Allegedly, DigiByte technology can be used to resolve up to 90% of security problems for online operations and communications. Furthermore, DigiByte technology can be used to integrate IoT appliances and devices, improving the way robust communication works. Additionally, the DigiByte team is dedicated to exploring uses of AI and DGB-based technology to facilitate innovation in the AI sector, data, and automation.
DigiByte (DGB) Wallets
DigiByte can be stored in hardware or software wallets. Every wallet is designed to provide security and safety for funds while making balances and funds accessible to private key owners.
Hardware wallets have the highest level of security, storing private keys and making funds difficult for hackers to steal. DGB can be stored safely in hardware wallets such as Nano Ledger S and Nano Ledger X.
The team behind DGB created a software wallet called DigiByte Core. It is a desktop wallet. DigiByte Core provides safety and security for your DGB funds, and you are contributing to the network’s safety by choosing it.
Guarda Wallet for DGB units offers mobile, desktop, and web version. Some wallet functions can be synchronized across devices for easy management of DGB funds. Guarda Wallet also offers direct exchanges between DGB and other cryptos.
Users can also create paper wallets for DGB by visiting Walletgenerator.net page. DGB can also be stored on exchanges that support DigiByte and offer custodial services.
It all started with Bitcoin and Jared Tate’s idea to create an upgraded, faster version of the Bitcoin Core architecture. That is how a layered and complex blockchain-based environment was created and represented in DigiByte.

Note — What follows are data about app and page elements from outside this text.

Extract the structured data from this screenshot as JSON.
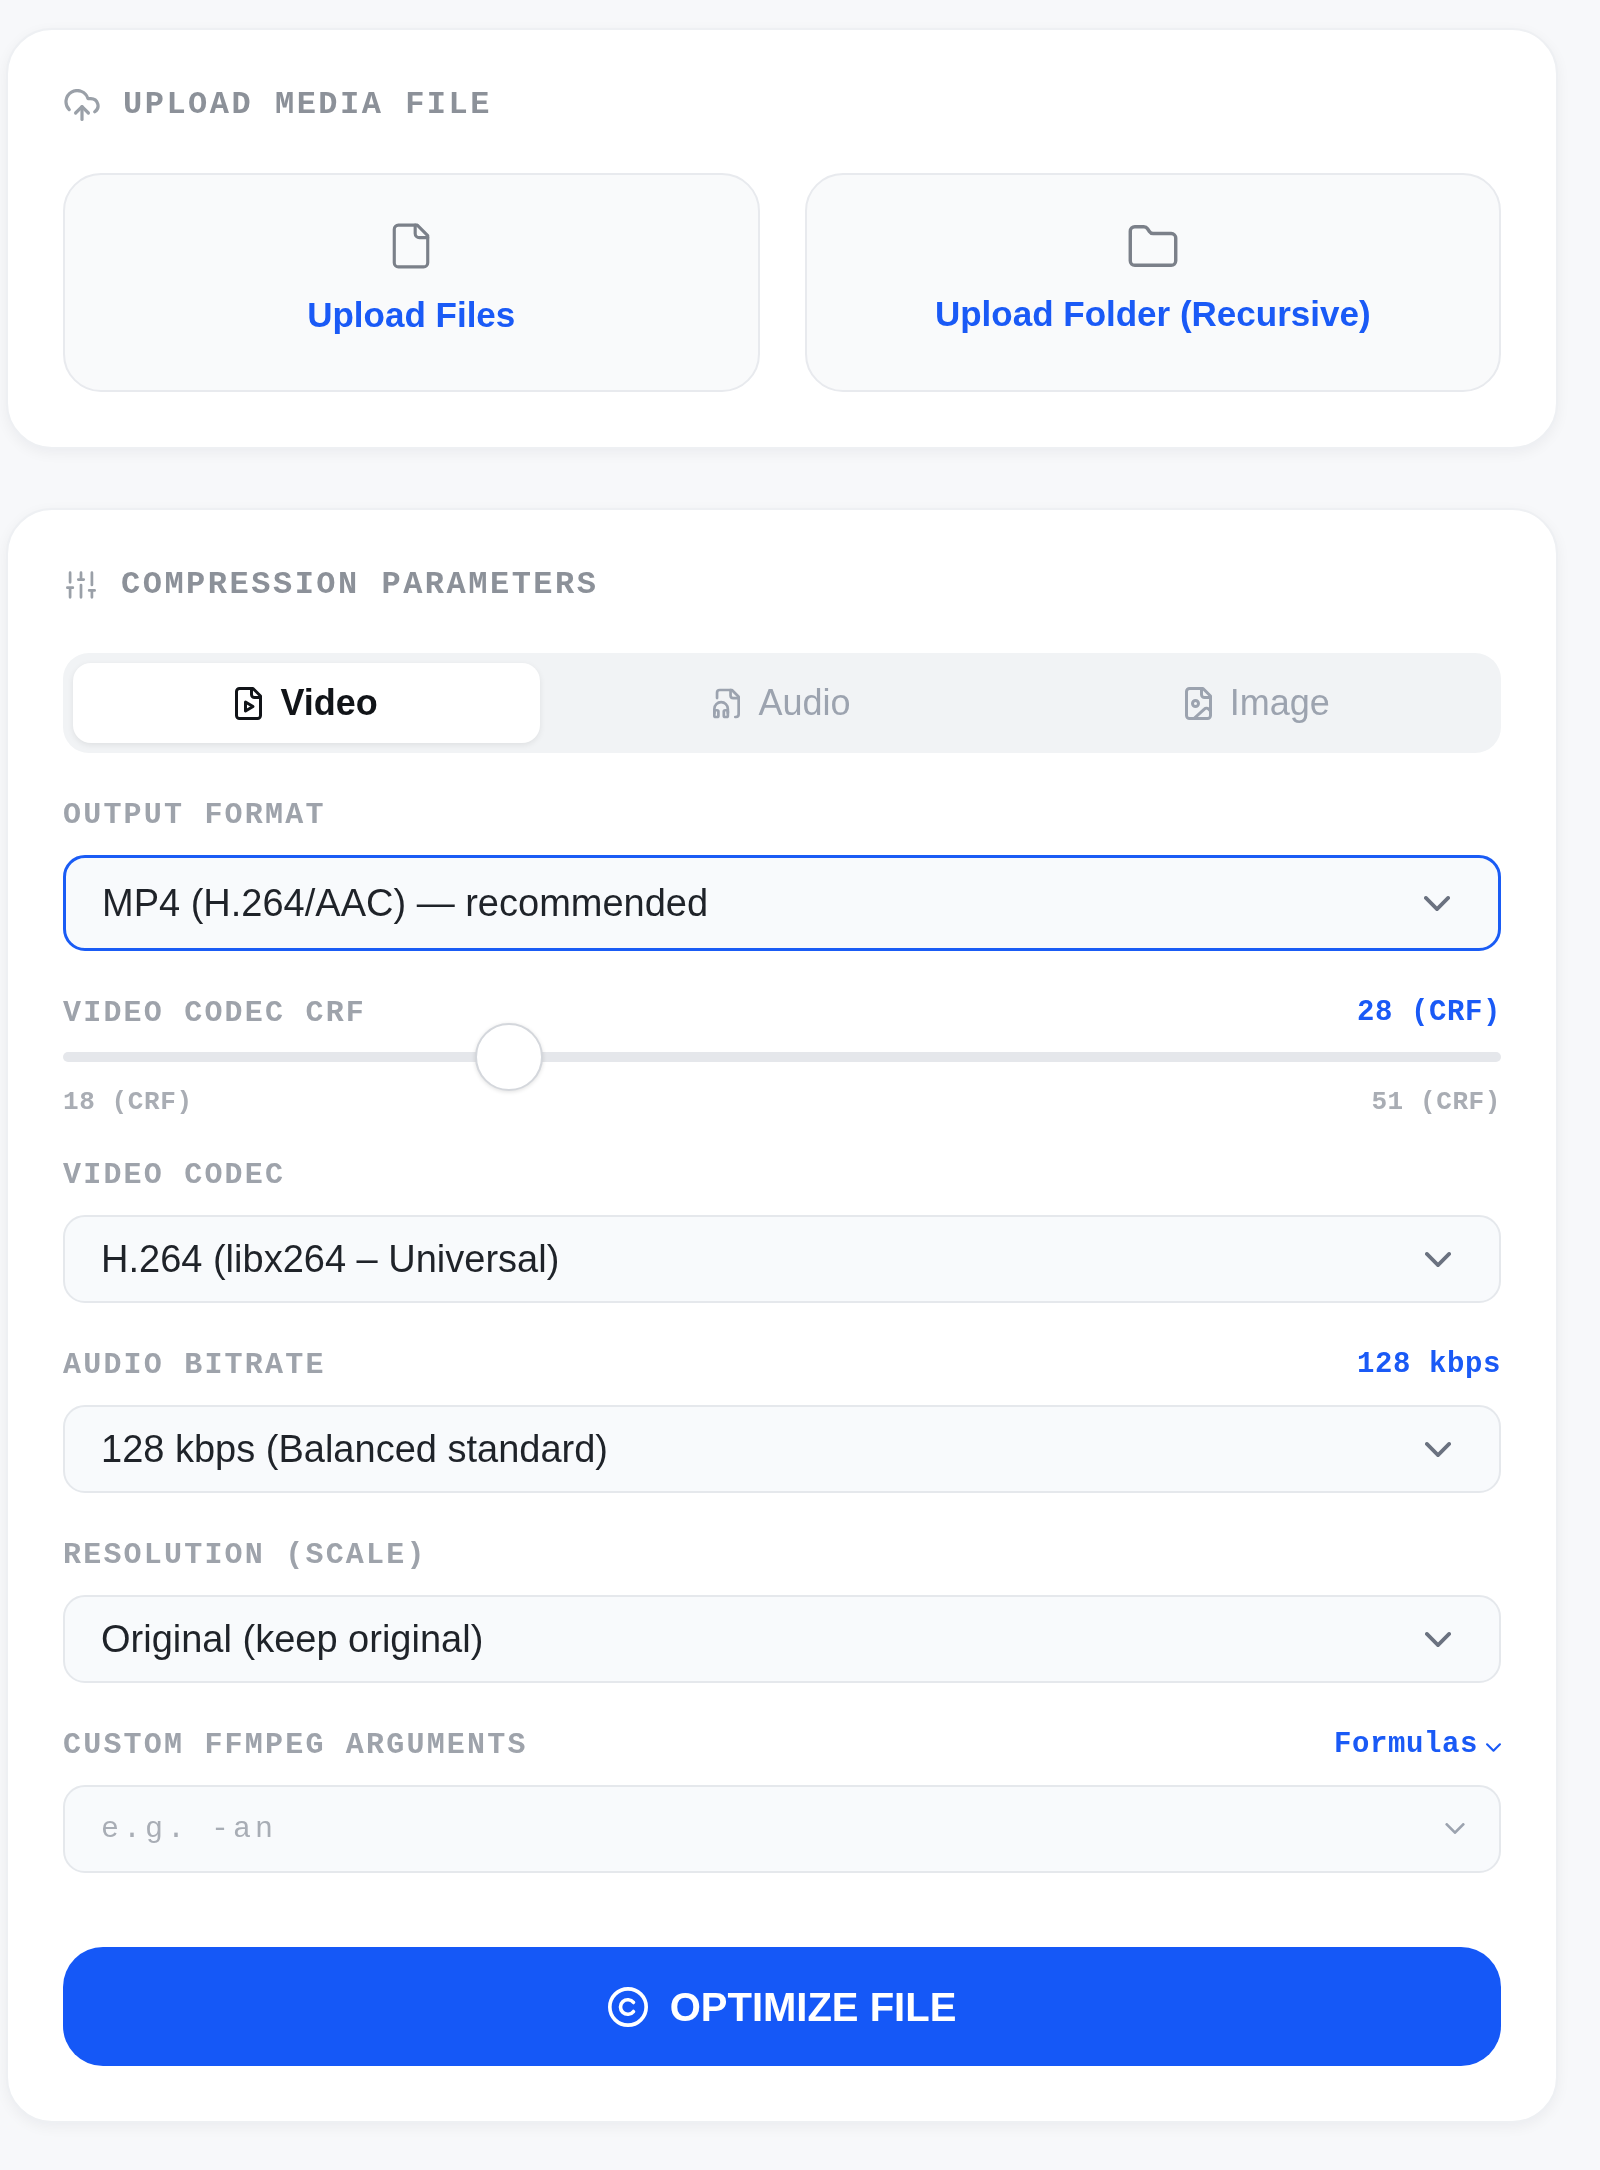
{
  "upload": {
    "title": "UPLOAD MEDIA FILE",
    "buttons": [
      {
        "kind": "files",
        "label": "Upload Files"
      },
      {
        "kind": "folder",
        "label": "Upload Folder (Recursive)"
      }
    ]
  },
  "compression": {
    "title": "COMPRESSION PARAMETERS",
    "tabs": [
      {
        "kind": "video",
        "label": "Video",
        "selected": true
      },
      {
        "kind": "audio",
        "label": "Audio",
        "selected": false
      },
      {
        "kind": "image",
        "label": "Image",
        "selected": false
      }
    ],
    "fields": [
      {
        "kind": "select",
        "label": "OUTPUT FORMAT",
        "value": "MP4 (H.264/AAC) — recommended",
        "focused": true
      },
      {
        "kind": "slider",
        "label": "VIDEO CODEC CRF",
        "reading": "28 (CRF)",
        "level": 0.31,
        "min_label": "18 (CRF)",
        "max_label": "51 (CRF)"
      },
      {
        "kind": "select",
        "label": "VIDEO CODEC",
        "value": "H.264 (libx264 – Universal)",
        "focused": false
      },
      {
        "kind": "select",
        "label": "AUDIO BITRATE",
        "reading": "128 kbps",
        "value": "128 kbps (Balanced standard)",
        "focused": false
      },
      {
        "kind": "select",
        "label": "RESOLUTION (SCALE)",
        "value": "Original (keep original)",
        "focused": false
      },
      {
        "kind": "input",
        "label": "CUSTOM FFMPEG ARGUMENTS",
        "link": "Formulas",
        "placeholder": "e.g. -an"
      }
    ],
    "submit": "OPTIMIZE FILE"
  }
}
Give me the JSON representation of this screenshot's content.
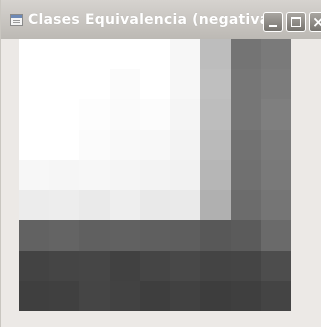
{
  "window": {
    "title": "Clases Equivalencia (negativa)",
    "icons": {
      "app": "app-icon",
      "minimize": "minimize-icon",
      "maximize": "maximize-icon",
      "close": "close-icon"
    },
    "close_glyph": "×"
  },
  "canvas": {
    "rows": 9,
    "cols": 9,
    "cell_colors": [
      [
        "#ffffff",
        "#ffffff",
        "#ffffff",
        "#ffffff",
        "#ffffff",
        "#f7f7f7",
        "#bdbdbd",
        "#747474",
        "#7a7a7a"
      ],
      [
        "#ffffff",
        "#ffffff",
        "#ffffff",
        "#fbfbfb",
        "#ffffff",
        "#f7f7f7",
        "#bfbfbf",
        "#767676",
        "#7c7c7c"
      ],
      [
        "#ffffff",
        "#ffffff",
        "#fdfdfd",
        "#fafafa",
        "#fcfcfc",
        "#f5f5f5",
        "#bdbdbd",
        "#767676",
        "#7f7f7f"
      ],
      [
        "#ffffff",
        "#ffffff",
        "#fbfbfb",
        "#f9f9f9",
        "#f8f8f8",
        "#f3f3f3",
        "#bababa",
        "#727272",
        "#7b7b7b"
      ],
      [
        "#f7f7f7",
        "#f6f6f6",
        "#f7f7f7",
        "#f5f5f5",
        "#f3f3f3",
        "#f2f2f2",
        "#b6b6b6",
        "#707070",
        "#797979"
      ],
      [
        "#ececec",
        "#ededed",
        "#eaeaea",
        "#eeeeee",
        "#e9e9e9",
        "#eaeaea",
        "#b0b0b0",
        "#6c6c6c",
        "#757575"
      ],
      [
        "#626262",
        "#646464",
        "#606060",
        "#616161",
        "#5f5f5f",
        "#5e5e5e",
        "#585858",
        "#5b5b5b",
        "#6a6a6a"
      ],
      [
        "#434343",
        "#454545",
        "#464646",
        "#414141",
        "#454545",
        "#484848",
        "#444444",
        "#454545",
        "#4d4d4d"
      ],
      [
        "#3f3f3f",
        "#404040",
        "#454545",
        "#424242",
        "#3e3e3e",
        "#414141",
        "#3d3d3d",
        "#3f3f3f",
        "#444444"
      ]
    ]
  }
}
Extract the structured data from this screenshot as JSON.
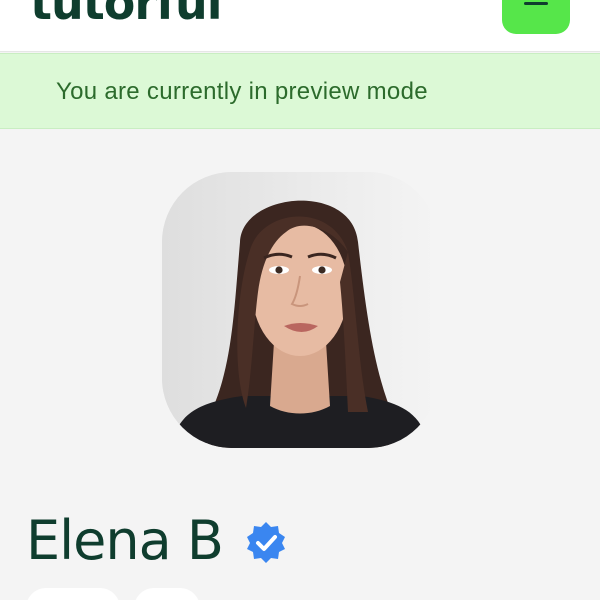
{
  "header": {
    "logo_text": "tutorful",
    "menu_icon": "hamburger-menu-icon",
    "accent_color": "#56e64a",
    "brand_color": "#0f3d2e"
  },
  "banner": {
    "text": "You are currently in preview mode",
    "background": "#dcf9d6"
  },
  "profile": {
    "name": "Elena B",
    "verified_icon": "verified-badge-icon",
    "verified_color": "#3a86f0"
  }
}
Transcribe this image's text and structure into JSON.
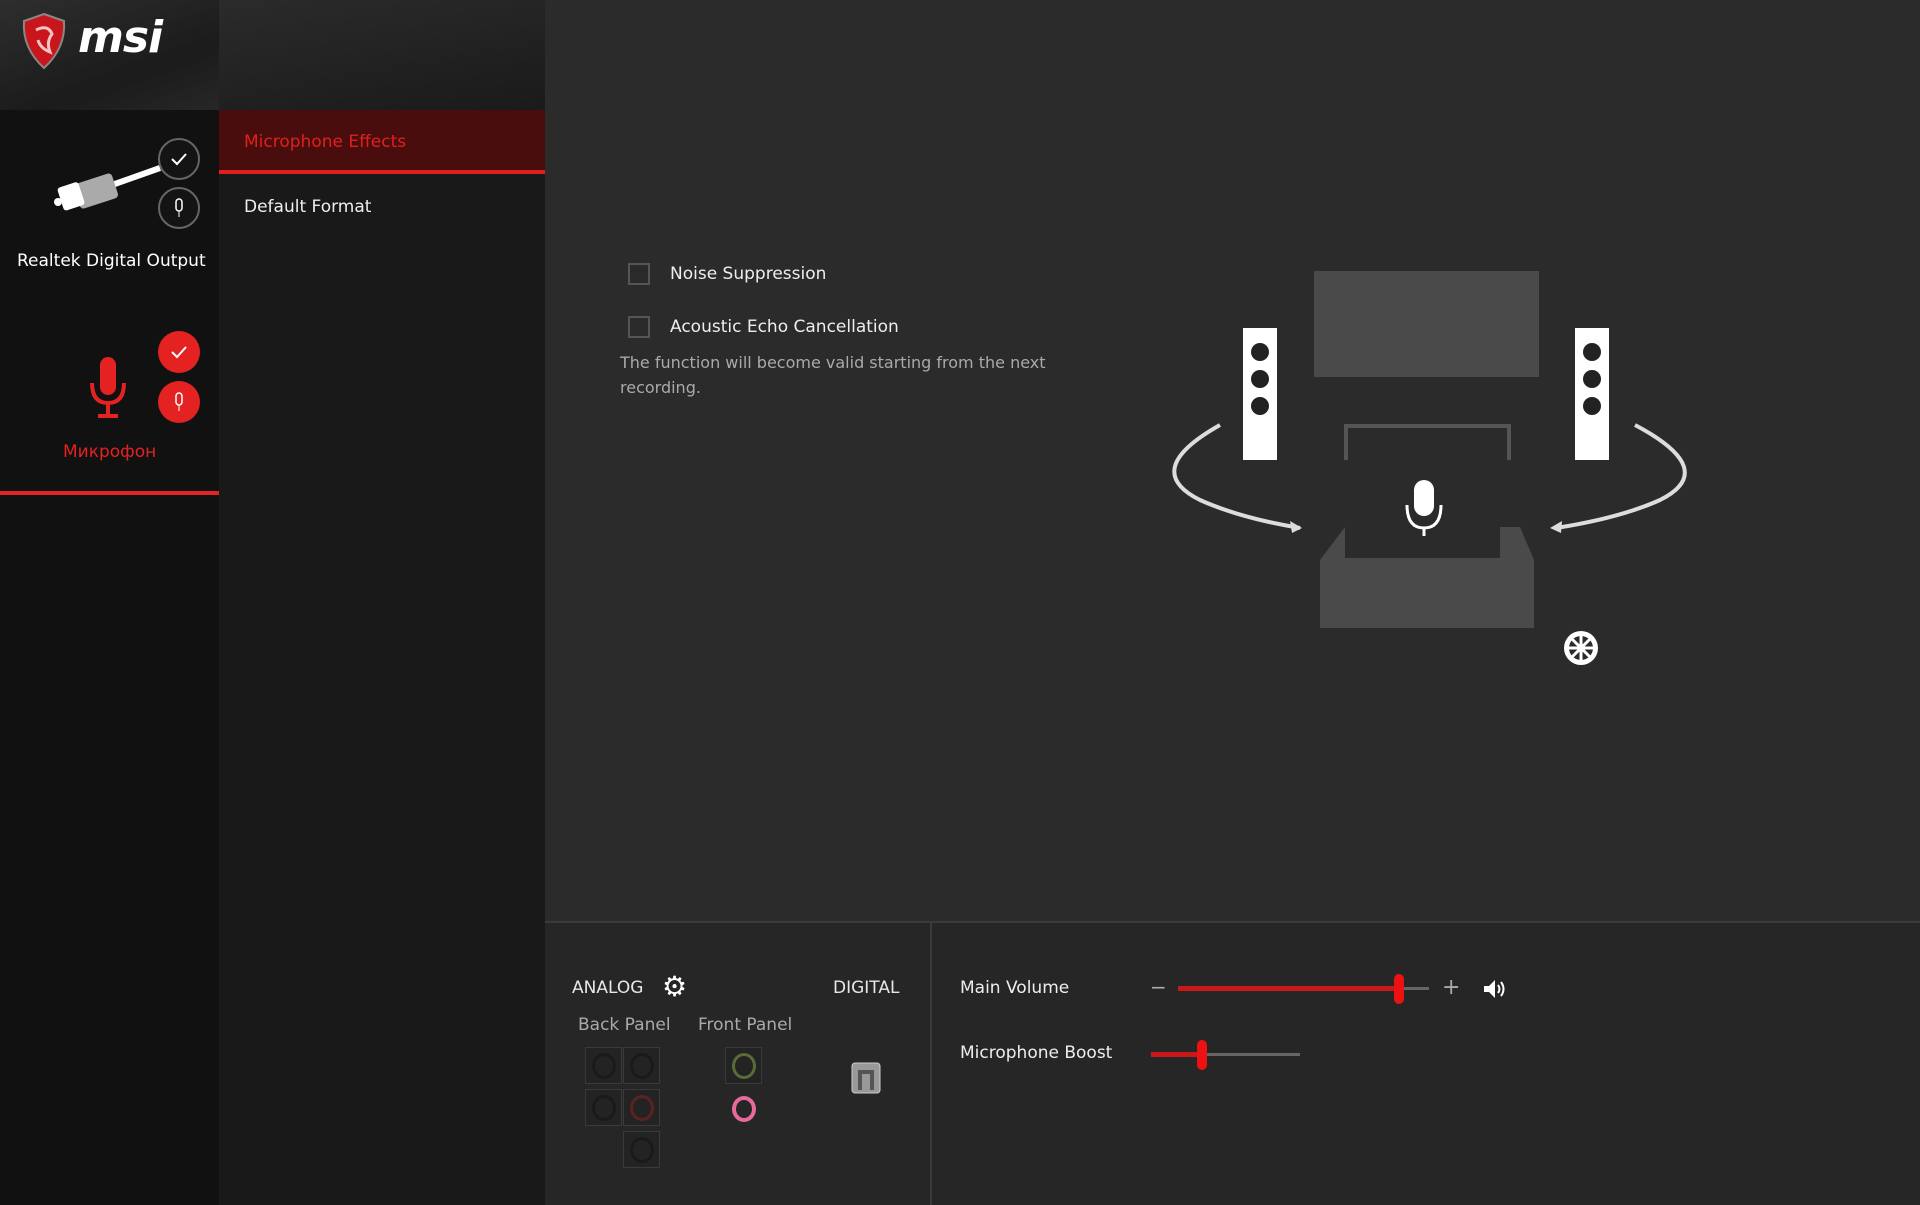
{
  "brand": "msi",
  "window_controls": {
    "info_icon": "info-icon",
    "settings_icon": "gear-icon",
    "minimize": "–",
    "maximize": "☐",
    "close": "✕"
  },
  "devices": [
    {
      "label": "Realtek Digital Output",
      "icon": "digital-cable-icon",
      "active": false
    },
    {
      "label": "Микрофон",
      "icon": "microphone-icon",
      "active": true
    }
  ],
  "submenu": {
    "items": [
      {
        "label": "Microphone Effects",
        "selected": true
      },
      {
        "label": "Default Format",
        "selected": false
      }
    ]
  },
  "effects": {
    "noise_suppression": {
      "label": "Noise Suppression",
      "checked": false
    },
    "echo_cancellation": {
      "label": "Acoustic Echo Cancellation",
      "checked": false
    },
    "note": "The function will become valid starting from the next recording."
  },
  "connectors": {
    "analog_label": "ANALOG",
    "digital_label": "DIGITAL",
    "back_panel_label": "Back Panel",
    "front_panel_label": "Front Panel",
    "front_jack_colors": [
      "#5a6a3a",
      "#e86a9a"
    ]
  },
  "volume": {
    "main_label": "Main Volume",
    "main_value_percent": 88,
    "minus": "−",
    "plus": "+",
    "boost_label": "Microphone Boost",
    "boost_value_percent": 34
  },
  "colors": {
    "accent": "#e42222"
  }
}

Since 2014, DGB and the DigiByte network have developed into a supportive community that is important to the project. DigiByte got where it is today thanks to two tens of thousands of community members. It is an open-source, completely decentralized blockchain project that is not owned by any one private company or entity.
The idea and practice of decentralization are very important for DigiByte. Because of the importance of community for the development and functionality of the project, DigiByte Global Community created Telegram channels to keep the community actively involved and up-to-date. It has channels for technical support, information about mining, developer discussions, community discussions, marketing and news informations. The DigiByte Global Community properly emphasizes DigiByte’s open-source architecture and decentralization.